Problem description |
Print the data below exactly as it appears.
Input data Start Marker
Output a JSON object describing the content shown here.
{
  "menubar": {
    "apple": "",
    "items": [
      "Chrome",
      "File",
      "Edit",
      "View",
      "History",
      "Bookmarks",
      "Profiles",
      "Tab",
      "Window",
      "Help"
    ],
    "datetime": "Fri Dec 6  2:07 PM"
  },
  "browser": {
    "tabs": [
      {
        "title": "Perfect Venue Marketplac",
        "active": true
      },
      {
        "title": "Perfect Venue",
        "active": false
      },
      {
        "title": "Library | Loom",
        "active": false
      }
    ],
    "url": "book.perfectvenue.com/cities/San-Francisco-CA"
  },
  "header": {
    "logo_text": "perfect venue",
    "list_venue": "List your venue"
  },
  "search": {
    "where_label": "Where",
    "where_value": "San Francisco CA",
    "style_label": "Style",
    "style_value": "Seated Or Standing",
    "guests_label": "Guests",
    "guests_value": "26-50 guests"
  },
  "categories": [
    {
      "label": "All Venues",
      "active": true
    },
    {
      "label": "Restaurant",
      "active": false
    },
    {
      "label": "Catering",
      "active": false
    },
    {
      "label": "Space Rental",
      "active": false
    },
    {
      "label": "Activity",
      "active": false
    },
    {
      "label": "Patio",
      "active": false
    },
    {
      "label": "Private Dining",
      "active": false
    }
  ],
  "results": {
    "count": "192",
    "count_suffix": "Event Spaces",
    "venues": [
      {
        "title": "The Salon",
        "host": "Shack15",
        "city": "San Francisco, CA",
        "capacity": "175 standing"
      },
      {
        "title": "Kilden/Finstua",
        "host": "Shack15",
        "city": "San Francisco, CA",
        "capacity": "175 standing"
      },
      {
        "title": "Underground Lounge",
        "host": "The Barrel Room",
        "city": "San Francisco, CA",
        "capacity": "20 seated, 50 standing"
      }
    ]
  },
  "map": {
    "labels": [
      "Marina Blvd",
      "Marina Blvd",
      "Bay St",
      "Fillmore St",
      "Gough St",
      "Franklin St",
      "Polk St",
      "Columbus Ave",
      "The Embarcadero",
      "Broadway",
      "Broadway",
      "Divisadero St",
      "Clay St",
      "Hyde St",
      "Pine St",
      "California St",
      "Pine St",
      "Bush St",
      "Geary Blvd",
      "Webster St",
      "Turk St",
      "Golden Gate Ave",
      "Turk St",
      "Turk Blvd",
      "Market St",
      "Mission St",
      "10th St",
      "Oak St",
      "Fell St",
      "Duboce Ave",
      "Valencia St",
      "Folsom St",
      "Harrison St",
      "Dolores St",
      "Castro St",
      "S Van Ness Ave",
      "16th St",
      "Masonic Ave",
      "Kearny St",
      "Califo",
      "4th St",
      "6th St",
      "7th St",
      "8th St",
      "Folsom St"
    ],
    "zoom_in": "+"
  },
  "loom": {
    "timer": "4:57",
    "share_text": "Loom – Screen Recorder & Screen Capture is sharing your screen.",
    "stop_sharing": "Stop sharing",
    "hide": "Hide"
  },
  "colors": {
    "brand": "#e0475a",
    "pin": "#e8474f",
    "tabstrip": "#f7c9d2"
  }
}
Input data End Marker
Exercise result |
Output a JSON object describing the content shown here.
{
  "menubar": {
    "apple": "",
    "items": [
      "Chrome",
      "File",
      "Edit",
      "View",
      "History",
      "Bookmarks",
      "Profiles",
      "Tab",
      "Window",
      "Help"
    ],
    "datetime": "Fri Dec 6  2:07 PM"
  },
  "browser": {
    "tabs": [
      {
        "title": "Perfect Venue Marketplac",
        "active": true
      },
      {
        "title": "Perfect Venue",
        "active": false
      },
      {
        "title": "Library | Loom",
        "active": false
      }
    ],
    "url": "book.perfectvenue.com/cities/San-Francisco-CA"
  },
  "header": {
    "logo_text": "perfect venue",
    "list_venue": "List your venue"
  },
  "search": {
    "where_label": "Where",
    "where_value": "San Francisco CA",
    "style_label": "Style",
    "style_value": "Seated Or Standing",
    "guests_label": "Guests",
    "guests_value": "26-50 guests"
  },
  "categories": [
    {
      "label": "All Venues",
      "active": true
    },
    {
      "label": "Restaurant",
      "active": false
    },
    {
      "label": "Catering",
      "active": false
    },
    {
      "label": "Space Rental",
      "active": false
    },
    {
      "label": "Activity",
      "active": false
    },
    {
      "label": "Patio",
      "active": false
    },
    {
      "label": "Private Dining",
      "active": false
    }
  ],
  "results": {
    "count": "192",
    "count_suffix": "Event Spaces",
    "venues": [
      {
        "title": "The Salon",
        "host": "Shack15",
        "city": "San Francisco, CA",
        "capacity": "175 standing"
      },
      {
        "title": "Kilden/Finstua",
        "host": "Shack15",
        "city": "San Francisco, CA",
        "capacity": "175 standing"
      },
      {
        "title": "Underground Lounge",
        "host": "The Barrel Room",
        "city": "San Francisco, CA",
        "capacity": "20 seated, 50 standing"
      }
    ]
  },
  "map": {
    "labels": [
      "Marina Blvd",
      "Marina Blvd",
      "Bay St",
      "Fillmore St",
      "Gough St",
      "Franklin St",
      "Polk St",
      "Columbus Ave",
      "The Embarcadero",
      "Broadway",
      "Broadway",
      "Divisadero St",
      "Clay St",
      "Hyde St",
      "Pine St",
      "California St",
      "Pine St",
      "Bush St",
      "Geary Blvd",
      "Webster St",
      "Turk St",
      "Golden Gate Ave",
      "Turk St",
      "Turk Blvd",
      "Market St",
      "Mission St",
      "10th St",
      "Oak St",
      "Fell St",
      "Duboce Ave",
      "Valencia St",
      "Folsom St",
      "Harrison St",
      "Dolores St",
      "Castro St",
      "S Van Ness Ave",
      "16th St",
      "Masonic Ave",
      "Kearny St",
      "Califo",
      "4th St",
      "6th St",
      "7th St",
      "8th St",
      "Folsom St"
    ],
    "zoom_in": "+"
  },
  "loom": {
    "timer": "4:57",
    "share_text": "Loom – Screen Recorder & Screen Capture is sharing your screen.",
    "stop_sharing": "Stop sharing",
    "hide": "Hide"
  },
  "colors": {
    "brand": "#e0475a",
    "pin": "#e8474f",
    "tabstrip": "#f7c9d2"
  }
}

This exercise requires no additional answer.